Underscoring the vagueness of the pledge, Anna Moskwa, Poland’s climate and environmental minister, said on TwitterThursday’s deal allowed Poland, by 2049, to leave coal. Poland currently derives 70% of its electricity via coal and has long resisted European efforts to move more quickly away from fossil fuels.
The Biden administration did join an agreement on Thursday to end financing for “unabated” oil, gas and coal in other countries by the end of next year. Unabated is a term that refers to power stations that burn fossil fuels and release the pollution directly into our atmosphere without trying to capture it.
This agreement is expected to significantly reduce fossil fuel dependence in public financing from multilateral development funds such as the World Bank. The 25 parties to the pact, which includes Canada, Italy, and Denmark, have pledged to support low- and zero-carbon energy such as solar, wind, and geothermal.

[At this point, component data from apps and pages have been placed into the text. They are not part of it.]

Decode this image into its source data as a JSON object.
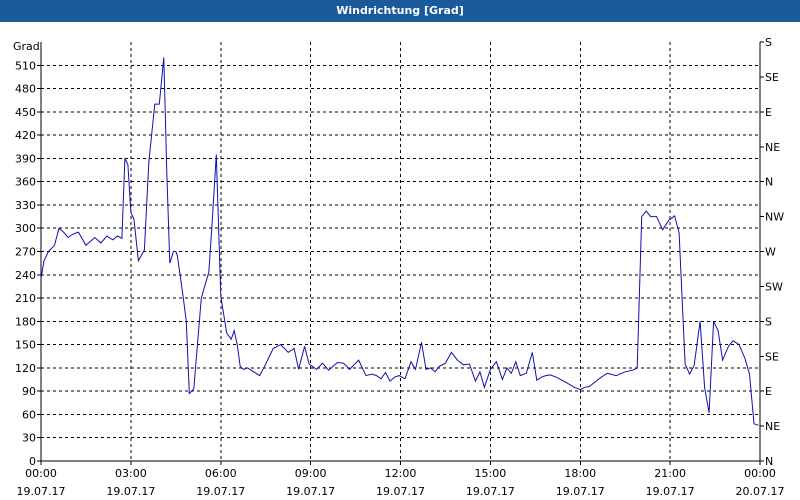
{
  "window": {
    "title": "Windrichtung [Grad]"
  },
  "chart_data": {
    "type": "line",
    "title": "Windrichtung [Grad]",
    "ylabel": "Grad",
    "xlabel": "",
    "ylim": [
      0,
      540
    ],
    "xlim_hours": [
      0,
      24
    ],
    "grid": true,
    "line_color": "#1010b0",
    "y_ticks": [
      0,
      30,
      60,
      90,
      120,
      150,
      180,
      210,
      240,
      270,
      300,
      330,
      360,
      390,
      420,
      450,
      480,
      510
    ],
    "x_ticks": [
      {
        "time": "00:00",
        "date": "19.07.17",
        "hour": 0
      },
      {
        "time": "03:00",
        "date": "19.07.17",
        "hour": 3
      },
      {
        "time": "06:00",
        "date": "19.07.17",
        "hour": 6
      },
      {
        "time": "09:00",
        "date": "19.07.17",
        "hour": 9
      },
      {
        "time": "12:00",
        "date": "19.07.17",
        "hour": 12
      },
      {
        "time": "15:00",
        "date": "19.07.17",
        "hour": 15
      },
      {
        "time": "18:00",
        "date": "19.07.17",
        "hour": 18
      },
      {
        "time": "21:00",
        "date": "19.07.17",
        "hour": 21
      },
      {
        "time": "00:00",
        "date": "20.07.17",
        "hour": 24
      }
    ],
    "right_axis": [
      {
        "label": "S",
        "value": 540
      },
      {
        "label": "SE",
        "value": 495
      },
      {
        "label": "E",
        "value": 450
      },
      {
        "label": "NE",
        "value": 405
      },
      {
        "label": "N",
        "value": 360
      },
      {
        "label": "NW",
        "value": 315
      },
      {
        "label": "W",
        "value": 270
      },
      {
        "label": "SW",
        "value": 225
      },
      {
        "label": "S",
        "value": 180
      },
      {
        "label": "SE",
        "value": 135
      },
      {
        "label": "E",
        "value": 90
      },
      {
        "label": "NE",
        "value": 45
      },
      {
        "label": "N",
        "value": 0
      }
    ],
    "series": [
      {
        "x_hours": [
          0.0,
          0.1,
          0.25,
          0.45,
          0.6,
          0.75,
          0.9,
          1.05,
          1.25,
          1.5,
          1.65,
          1.8,
          2.0,
          2.2,
          2.4,
          2.55,
          2.7,
          2.8,
          2.9,
          3.0,
          3.1,
          3.25,
          3.45,
          3.6,
          3.8,
          3.95,
          4.1,
          4.2,
          4.3,
          4.42,
          4.5,
          4.55,
          4.65,
          4.75,
          4.85,
          4.95,
          5.1,
          5.35,
          5.5,
          5.6,
          5.7,
          5.85,
          6.0,
          6.2,
          6.35,
          6.45,
          6.55,
          6.65,
          6.75,
          6.9,
          7.1,
          7.3,
          7.5,
          7.75,
          8.0,
          8.25,
          8.45,
          8.6,
          8.8,
          8.95,
          9.2,
          9.4,
          9.6,
          9.75,
          9.9,
          10.1,
          10.3,
          10.6,
          10.85,
          11.05,
          11.2,
          11.35,
          11.5,
          11.65,
          11.8,
          11.95,
          12.15,
          12.35,
          12.5,
          12.7,
          12.85,
          13.0,
          13.15,
          13.3,
          13.5,
          13.7,
          13.9,
          14.1,
          14.3,
          14.5,
          14.65,
          14.8,
          15.0,
          15.2,
          15.4,
          15.55,
          15.7,
          15.85,
          16.0,
          16.2,
          16.4,
          16.55,
          16.7,
          16.85,
          17.0,
          17.2,
          17.5,
          17.8,
          18.0,
          18.15,
          18.3,
          18.5,
          18.7,
          18.9,
          19.2,
          19.5,
          19.75,
          19.9,
          20.05,
          20.2,
          20.35,
          20.55,
          20.75,
          20.95,
          21.15,
          21.3,
          21.5,
          21.65,
          21.8,
          22.0,
          22.15,
          22.3,
          22.45,
          22.6,
          22.75,
          22.95,
          23.1,
          23.3,
          23.5,
          23.65,
          23.8,
          23.95
        ],
        "values": [
          235,
          258,
          270,
          278,
          300,
          295,
          288,
          292,
          295,
          278,
          283,
          288,
          281,
          290,
          285,
          290,
          287,
          390,
          382,
          320,
          312,
          258,
          272,
          385,
          460,
          460,
          520,
          372,
          255,
          270,
          270,
          265,
          238,
          210,
          180,
          87,
          93,
          210,
          230,
          243,
          300,
          395,
          212,
          165,
          157,
          168,
          150,
          122,
          118,
          120,
          115,
          110,
          125,
          145,
          150,
          140,
          145,
          118,
          148,
          125,
          118,
          126,
          117,
          122,
          127,
          126,
          118,
          130,
          110,
          112,
          110,
          106,
          114,
          103,
          108,
          110,
          106,
          128,
          118,
          153,
          118,
          120,
          115,
          122,
          126,
          140,
          130,
          124,
          125,
          103,
          115,
          95,
          118,
          128,
          105,
          120,
          113,
          128,
          110,
          113,
          140,
          104,
          108,
          110,
          111,
          108,
          102,
          95,
          92,
          95,
          96,
          102,
          108,
          113,
          110,
          115,
          117,
          120,
          315,
          322,
          315,
          315,
          298,
          310,
          316,
          294,
          125,
          112,
          123,
          180,
          95,
          62,
          180,
          168,
          130,
          148,
          155,
          150,
          132,
          112,
          48,
          46
        ]
      }
    ]
  }
}
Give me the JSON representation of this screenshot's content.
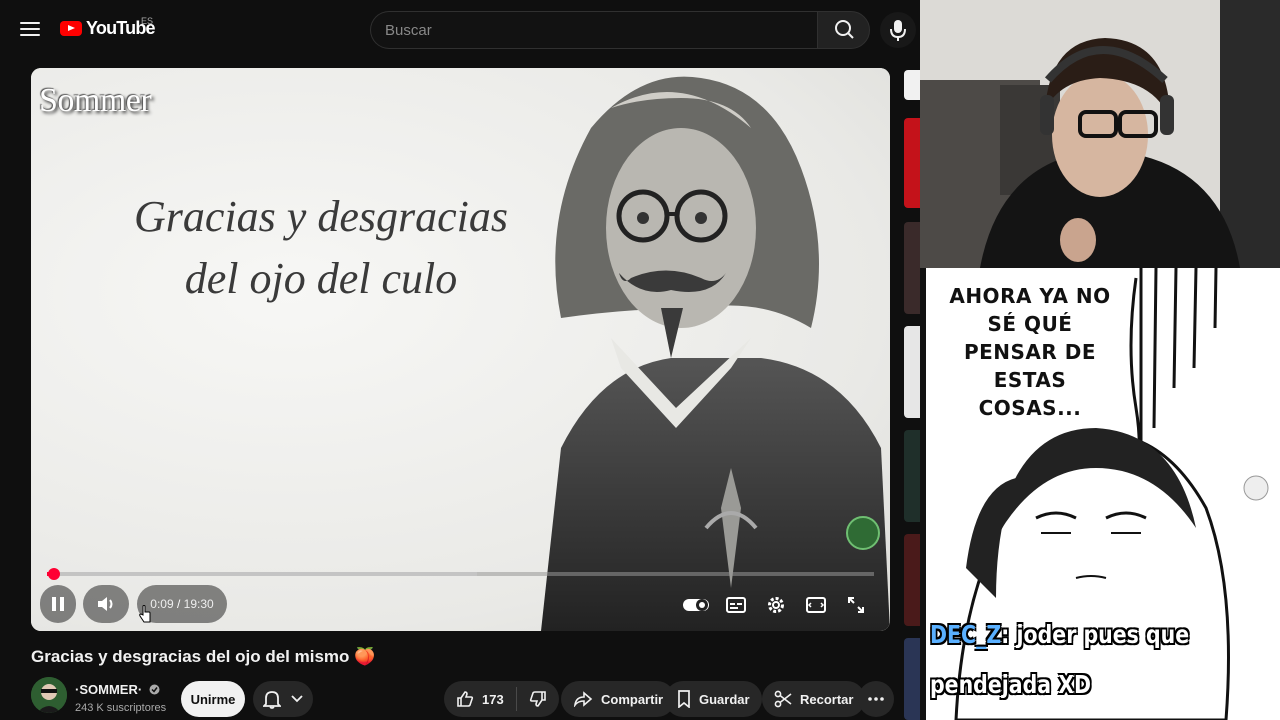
{
  "header": {
    "logo_text": "YouTube",
    "region": "ES",
    "search_placeholder": "Buscar"
  },
  "player": {
    "watermark": "Sommer",
    "slide_title_line1": "Gracias y desgracias",
    "slide_title_line2": "del ojo del culo",
    "current_time": "0:09",
    "duration": "19:30",
    "progress_fraction": 0.008,
    "buffered_fraction": 0.52,
    "accent": "#ff0033"
  },
  "overlay": {
    "speech_bubble": "AHORA YA NO SÉ QUÉ PENSAR DE ESTAS COSAS...",
    "chat_user": "DEC_Z",
    "chat_message_line1": ": joder pues que",
    "chat_message_line2": "pendejada XD"
  },
  "video": {
    "title": "Gracias y desgracias del ojo del mismo 🍑",
    "channel_name": "·SOMMER·",
    "subscribers": "243 K suscriptores",
    "join_label": "Unirme",
    "likes": "173",
    "share_label": "Compartir",
    "save_label": "Guardar",
    "clip_label": "Recortar"
  }
}
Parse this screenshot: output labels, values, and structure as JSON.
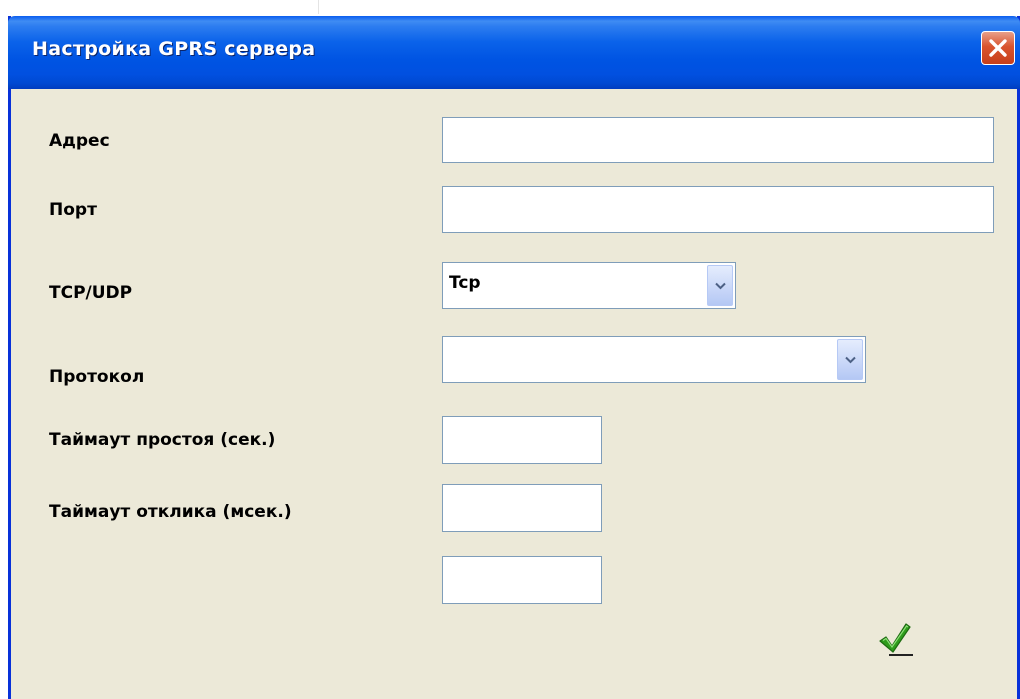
{
  "dialog": {
    "title": "Настройка GPRS сервера"
  },
  "form": {
    "address_label": "Адрес",
    "address_value": "",
    "port_label": "Порт",
    "port_value": "",
    "transport_label": "TCP/UDP",
    "transport_selected": "Tcp",
    "protocol_label": "Протокол",
    "protocol_selected": "",
    "idle_timeout_label": "Таймаут простоя (сек.)",
    "idle_timeout_value": "",
    "response_timeout_label": "Таймаут отклика (мсек.)",
    "response_timeout_value": "",
    "extra_value": ""
  },
  "icons": {
    "close": "close-icon",
    "dropdown": "chevron-down-icon",
    "ok": "green-checkmark-icon"
  },
  "colors": {
    "titlebar": "#0054e3",
    "window_bg": "#ece9d8",
    "close_button": "#d9542e",
    "input_border": "#7f9db9",
    "checkmark": "#2f9c1c"
  }
}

The decision to stop financing overseas fossil fuel development, paired with investments in green energy, is “really significant,” said Rachel Kyte of the Fletcher School at Tufts University.

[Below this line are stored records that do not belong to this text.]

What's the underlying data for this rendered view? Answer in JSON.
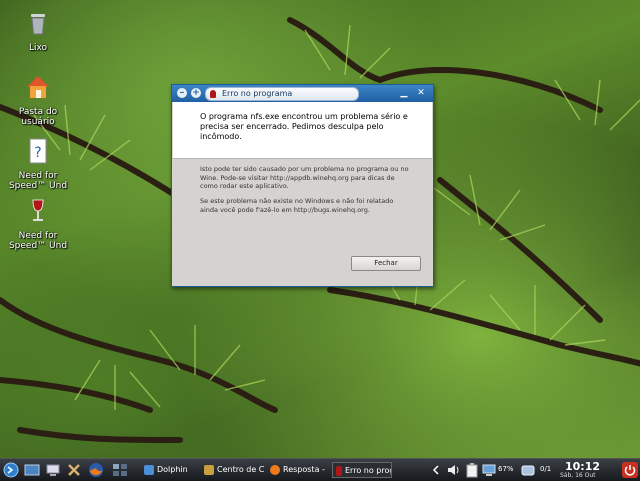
{
  "desktop": {
    "icons": [
      {
        "label": "Lixo"
      },
      {
        "label": "Pasta do\nusuário"
      },
      {
        "label": "Need for\nSpeed™ Und"
      },
      {
        "label": "Need for\nSpeed™ Und"
      }
    ]
  },
  "dialog": {
    "title": "Erro no programa",
    "message": "O programa nfs.exe encontrou um problema sério e precisa ser encerrado. Pedimos desculpa pelo incômodo.",
    "info1": "Isto pode ter sido causado por um problema no programa ou no Wine. Pode-se visitar http://appdb.winehq.org para dicas de como rodar este aplicativo.",
    "info2": "Se este problema não existe no Windows e não foi relatado ainda você pode f'azê-lo em http://bugs.winehq.org.",
    "close_label": "Fechar",
    "colors": {
      "titlebar": "#1f5fa3",
      "body": "#d6d2d0"
    }
  },
  "taskbar": {
    "tasks": [
      {
        "label": "Dolphin",
        "icon": "folder-icon"
      },
      {
        "label": "Centro de C",
        "icon": "settings-icon"
      },
      {
        "label": "Resposta -",
        "icon": "firefox-icon"
      },
      {
        "label": "Erro no prog",
        "icon": "wine-icon"
      }
    ],
    "battery": "67%",
    "pager": "0/1",
    "clock_time": "10:12",
    "clock_date": "Sáb, 16 Out"
  }
}
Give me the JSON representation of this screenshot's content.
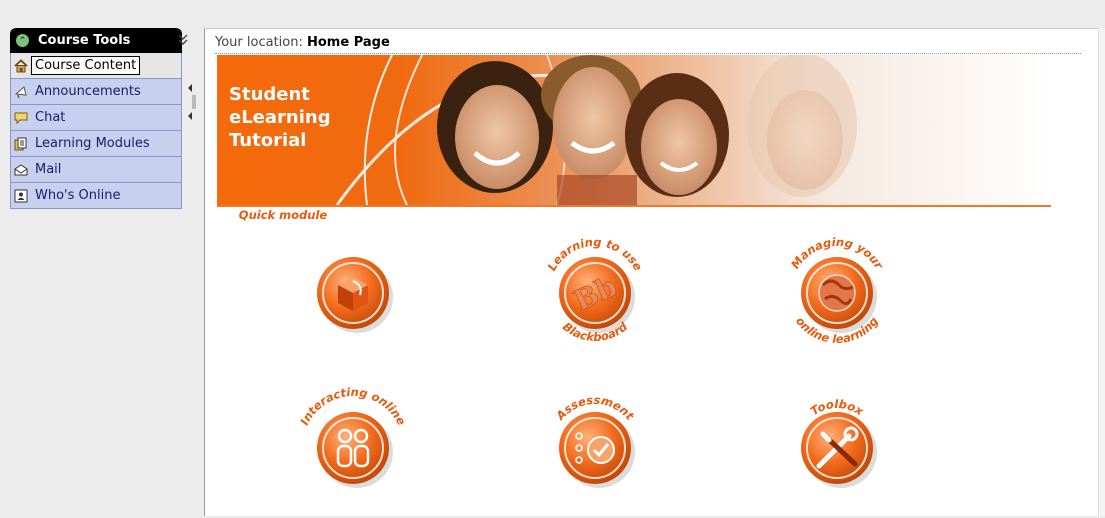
{
  "sidebar": {
    "header": "Course Tools",
    "items": [
      {
        "label": "Course Content",
        "icon": "home-icon"
      },
      {
        "label": "Announcements",
        "icon": "megaphone-icon"
      },
      {
        "label": "Chat",
        "icon": "chat-bubble-icon"
      },
      {
        "label": "Learning Modules",
        "icon": "document-icon"
      },
      {
        "label": "Mail",
        "icon": "envelope-icon"
      },
      {
        "label": "Who's Online",
        "icon": "person-card-icon"
      }
    ]
  },
  "location": {
    "prefix": "Your location:",
    "page": "Home Page"
  },
  "banner": {
    "line1": "Student",
    "line2": "eLearning",
    "line3": "Tutorial"
  },
  "modules": {
    "quick": {
      "top": "Quick module",
      "bottom": ""
    },
    "learning": {
      "top": "Learning to use",
      "bottom": "Blackboard"
    },
    "managing": {
      "top": "Managing your",
      "bottom": "online learning"
    },
    "interacting": {
      "top": "Interacting online",
      "bottom": ""
    },
    "assessment": {
      "top": "Assessment",
      "bottom": ""
    },
    "toolbox": {
      "top": "Toolbox",
      "bottom": ""
    }
  },
  "colors": {
    "accent": "#f26b1d",
    "nav_bg": "#c7d1ef",
    "nav_text": "#1a1a6e"
  }
}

“If we were just saying no to brown energy, then the political tensions between developing countries and developed countries would just escalate,” she said.

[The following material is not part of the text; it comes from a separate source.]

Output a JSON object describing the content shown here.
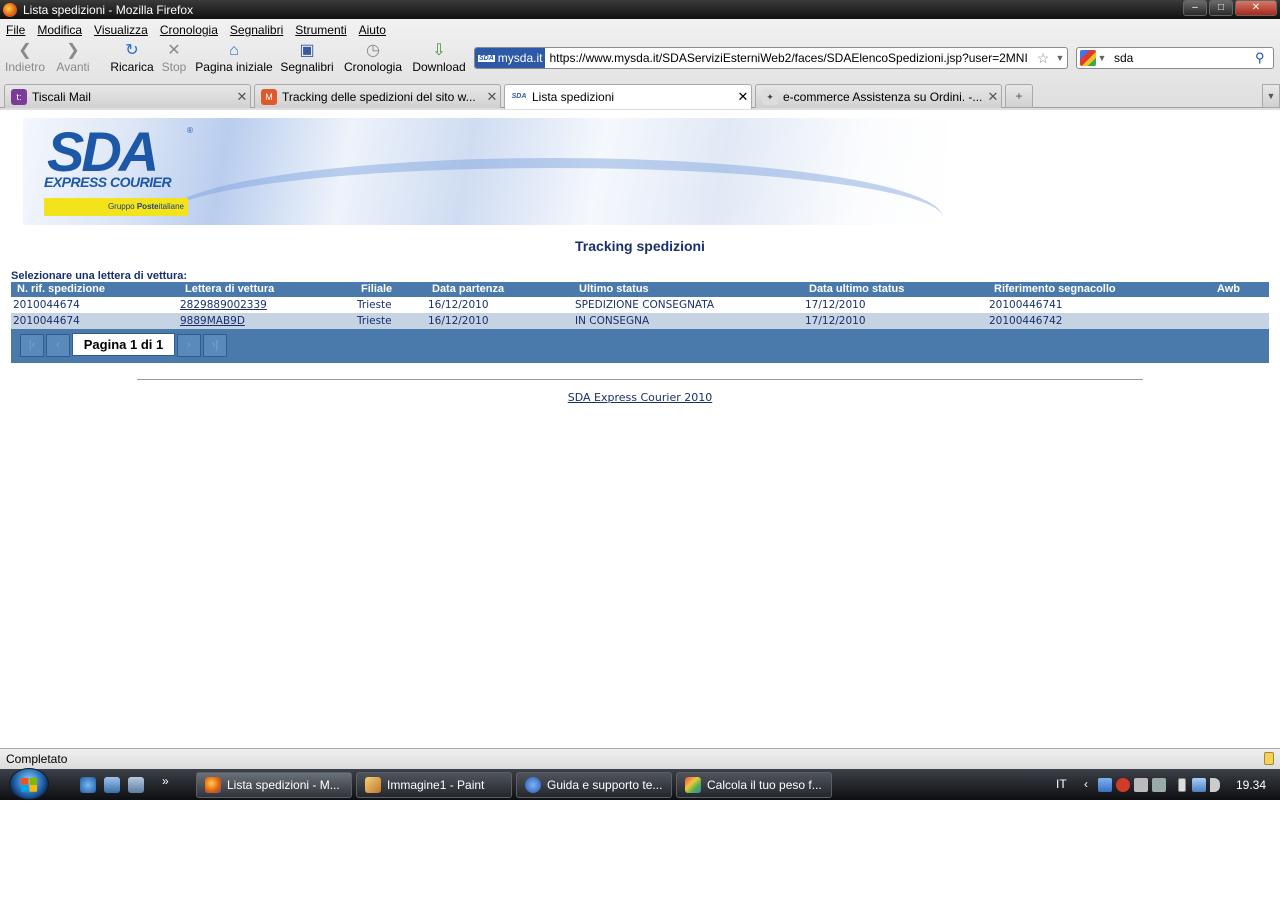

Republicans in the United States criticized the Biden administration’s pledge to end oil, gas and coal financing — noting the absence from the agreements of China, Japan and South Korea, some of the world’s biggest backers of foreign oil and gas projects.
“This agreement opens the door for China & Russia to fund the same production, but with their nonexistent environmental standards,” Senator Bill Cassidy, Republican of Louisiana, wrote on Twitter. “Patting yourself on the back and pretending to make a difference does nothing if it only leads to higher global emissions.”